The proverbial Englishman, we know from old chronicler Froissart, takes his pleasures sadly, and the Englishwoman goes a step further and takes her pleasures in sadness itself.
How wildly it heightens the effect of that passage in Froissart, when, masked in the snowy symbol of their faction, the desperate White Hoods of Ghent murder their bailiff in the market-place
My honest and neglected friend, Ingulphus, has furnished me with many a valuable hint; but the light afforded by the Monk of Croydon, and Geoffrey de Vinsauff, is dimmed by such a conglomeration of uninteresting and unintelligible matter, that we gladly fly for relief to the delightful pages of the gallant Froissart, although he flourished at a period so much more remote from the date of my history.
lt;B A depiction of the hanging, drawing and quartering of Hugh Despenser the Younger in a manuscript by Jean Froissart, a French-speaking medieval author and court historian from the Low Countries
On 10th October they moved by motor bus to a camp at Bois du Froissart and then to huts near Bouvigny Boyeffles while they repaired roads and paths.

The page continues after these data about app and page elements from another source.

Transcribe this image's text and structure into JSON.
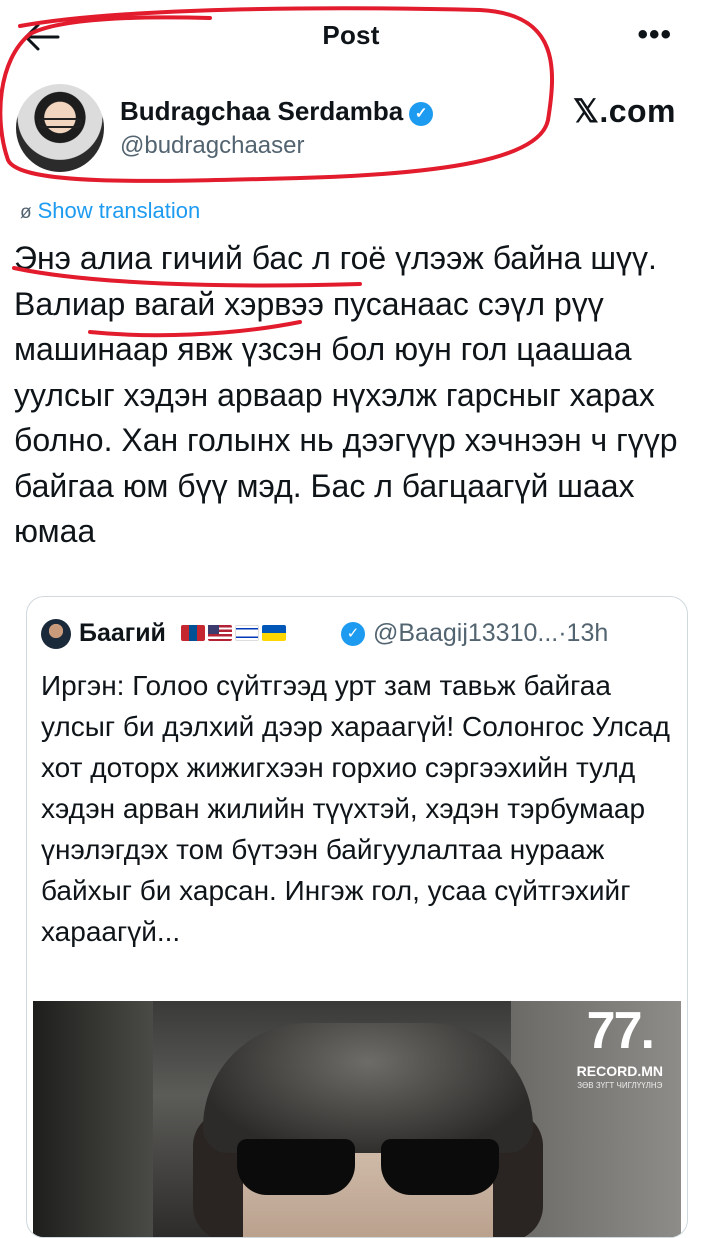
{
  "topbar": {
    "title": "Post",
    "back_icon": "arrow-left-icon",
    "more_icon": "more-horizontal-icon",
    "more_glyph": "•••"
  },
  "author": {
    "name": "Budragchaa Serdamba",
    "handle": "@budragchaaser",
    "verified_glyph": "✓"
  },
  "watermark": "𝕏.com",
  "translate": {
    "icon": "globe-icon",
    "icon_glyph": "ø",
    "label": "Show translation"
  },
  "tweet": {
    "text": "Энэ алиа гичий бас л гоё үлээж байна шүү. Валиар вагай хэрвээ пусанаас сэүл рүү машинаар явж үзсэн бол юун гол цаашаа уулсыг хэдэн арваар нүхэлж гарсныг харах болно. Хан голынх нь дээгүүр хэчнээн ч гүүр байгаа юм бүү мэд. Бас л багцаагүй шаах юмаа"
  },
  "quote": {
    "name": "Баагий",
    "flags": [
      "mongolia-flag",
      "usa-flag",
      "israel-flag",
      "ukraine-flag"
    ],
    "verified_glyph": "✓",
    "handle_time": "@Baagij13310...·13h",
    "text": "Иргэн: Голоо сүйтгээд урт зам тавьж байгаа улсыг би дэлхий дээр хараагүй! Солонгос Улсад хот доторх жижигхээн горхио сэргээхийн тулд хэдэн арван жилийн түүхтэй, хэдэн тэрбумаар үнэлэгдэх том бүтээн байгуулалтаа нурааж байхыг би харсан. Ингэж гол, усаа сүйтгэхийг хараагүй...",
    "media": {
      "logo_mark": "77.",
      "logo_name": "RECORD.MN",
      "logo_sub": "ЗӨВ ЗҮГТ ЧИГЛҮҮЛНЭ"
    }
  },
  "annotations": {
    "color": "#e21b2d"
  }
}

41) Similar to the Froissart chronicle but grander in scope, the Grandes chroniques de France endured from the late 13th through the 15th century.
Pour Pascal Froissart, de l'Universite Paris 8, le faux est super attractif, [beaucoup moins que]il est beaucoup plus propice au debat[beaucoup plus grand que] (ce qu'adorent les reseaux sociaux puisqu'ils en vivent comme raison d'etre et moteur).

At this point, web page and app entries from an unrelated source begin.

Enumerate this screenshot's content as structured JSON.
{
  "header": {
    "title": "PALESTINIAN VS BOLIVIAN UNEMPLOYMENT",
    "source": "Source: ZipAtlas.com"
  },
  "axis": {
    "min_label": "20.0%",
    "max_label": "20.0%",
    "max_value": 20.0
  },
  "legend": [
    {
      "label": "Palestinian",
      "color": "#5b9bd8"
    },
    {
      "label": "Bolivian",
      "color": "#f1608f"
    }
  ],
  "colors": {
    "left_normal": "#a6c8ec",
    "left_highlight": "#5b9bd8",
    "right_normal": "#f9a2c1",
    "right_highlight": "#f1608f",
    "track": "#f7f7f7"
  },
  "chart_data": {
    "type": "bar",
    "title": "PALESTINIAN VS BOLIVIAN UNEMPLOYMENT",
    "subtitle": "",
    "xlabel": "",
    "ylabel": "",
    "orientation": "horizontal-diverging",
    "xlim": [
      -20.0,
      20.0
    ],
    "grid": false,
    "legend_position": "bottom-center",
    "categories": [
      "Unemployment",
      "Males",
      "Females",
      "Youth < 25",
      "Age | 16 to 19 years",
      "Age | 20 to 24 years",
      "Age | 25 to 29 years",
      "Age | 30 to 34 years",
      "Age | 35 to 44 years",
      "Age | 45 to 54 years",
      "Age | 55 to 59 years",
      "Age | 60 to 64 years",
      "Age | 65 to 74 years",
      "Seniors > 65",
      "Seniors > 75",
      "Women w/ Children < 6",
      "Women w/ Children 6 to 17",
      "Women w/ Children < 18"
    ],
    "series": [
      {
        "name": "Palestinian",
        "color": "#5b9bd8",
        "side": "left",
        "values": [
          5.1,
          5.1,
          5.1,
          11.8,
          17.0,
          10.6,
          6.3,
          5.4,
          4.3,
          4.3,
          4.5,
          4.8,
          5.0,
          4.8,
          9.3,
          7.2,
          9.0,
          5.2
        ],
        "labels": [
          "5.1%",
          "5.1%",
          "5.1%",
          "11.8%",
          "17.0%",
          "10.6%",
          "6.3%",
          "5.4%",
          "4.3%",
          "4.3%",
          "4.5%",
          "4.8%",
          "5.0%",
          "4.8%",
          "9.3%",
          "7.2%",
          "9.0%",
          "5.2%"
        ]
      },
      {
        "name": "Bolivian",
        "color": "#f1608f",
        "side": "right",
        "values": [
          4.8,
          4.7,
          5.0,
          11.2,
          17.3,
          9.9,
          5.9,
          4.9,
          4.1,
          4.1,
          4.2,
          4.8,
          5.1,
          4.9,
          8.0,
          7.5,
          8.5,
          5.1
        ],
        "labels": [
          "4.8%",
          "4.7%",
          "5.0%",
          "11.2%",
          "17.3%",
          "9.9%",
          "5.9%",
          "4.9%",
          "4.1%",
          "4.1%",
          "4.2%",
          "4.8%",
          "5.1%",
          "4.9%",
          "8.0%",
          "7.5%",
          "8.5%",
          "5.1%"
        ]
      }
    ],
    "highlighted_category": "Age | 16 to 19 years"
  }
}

There's a logic to the tacit alliance between these organisations and the central authorities to catch local governments in a pincer movement," said Chloe Froissart, director of the Franco-Chinese Centre at Beijing's Tsinghua University.

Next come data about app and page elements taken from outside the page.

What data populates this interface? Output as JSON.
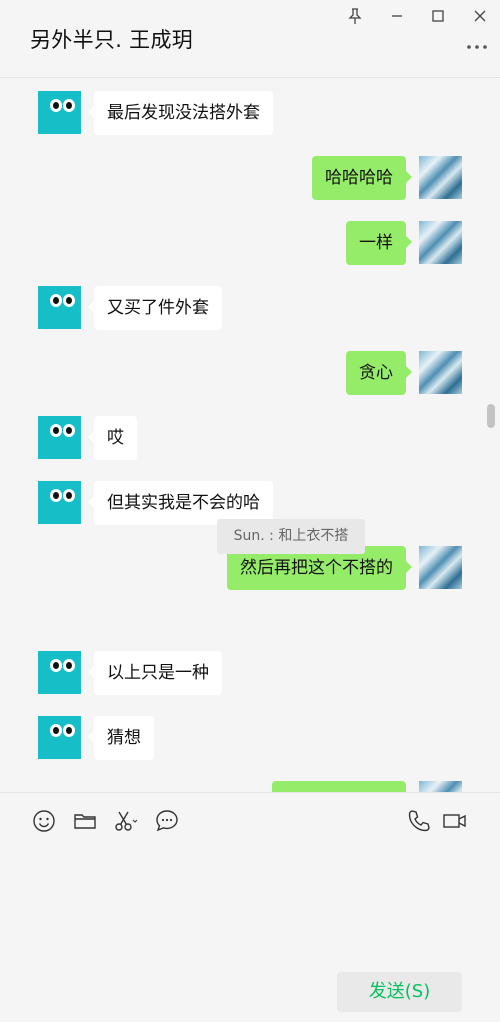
{
  "window": {
    "title": "另外半只. 王成玥",
    "pin_icon": "pin-icon",
    "minimize_icon": "minimize-icon",
    "maximize_icon": "maximize-icon",
    "close_icon": "close-icon",
    "more_icon": "more-icon"
  },
  "messages": [
    {
      "side": "in",
      "text": "最后发现没法搭外套"
    },
    {
      "side": "out",
      "text": "哈哈哈哈"
    },
    {
      "side": "out",
      "text": "一样"
    },
    {
      "side": "in",
      "text": "又买了件外套"
    },
    {
      "side": "out",
      "text": "贪心"
    },
    {
      "side": "in",
      "text": "哎"
    },
    {
      "side": "in",
      "text": "但其实我是不会的哈"
    },
    {
      "side": "out",
      "text": "然后再把这个不搭的"
    },
    {
      "side": "in",
      "text": "以上只是一种"
    },
    {
      "side": "in",
      "text": "猜想"
    },
    {
      "side": "out",
      "text": ""
    }
  ],
  "quote": {
    "text": "Sun. : 和上衣不搭"
  },
  "toolbar": {
    "icons": [
      "emoji-icon",
      "folder-icon",
      "scissors-icon",
      "chat-history-icon",
      "phone-icon",
      "video-icon"
    ]
  },
  "input": {
    "value": ""
  },
  "send_button": {
    "label": "发送(S)"
  },
  "colors": {
    "outgoing_bubble": "#95ec69",
    "incoming_bubble": "#ffffff",
    "send_text": "#07c160",
    "avatar_bg": "#16bfc7"
  }
}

French chronicler Jean Froissart falsely described "indiscriminate" slaying of men, women and children who threw themselves before the prince but their pleas for mercy were ignored.
At the start of Prison, on the other hand, Froissart frames patronage not in terms of error, but in terms of love, in particular loving and assisting in matters of love.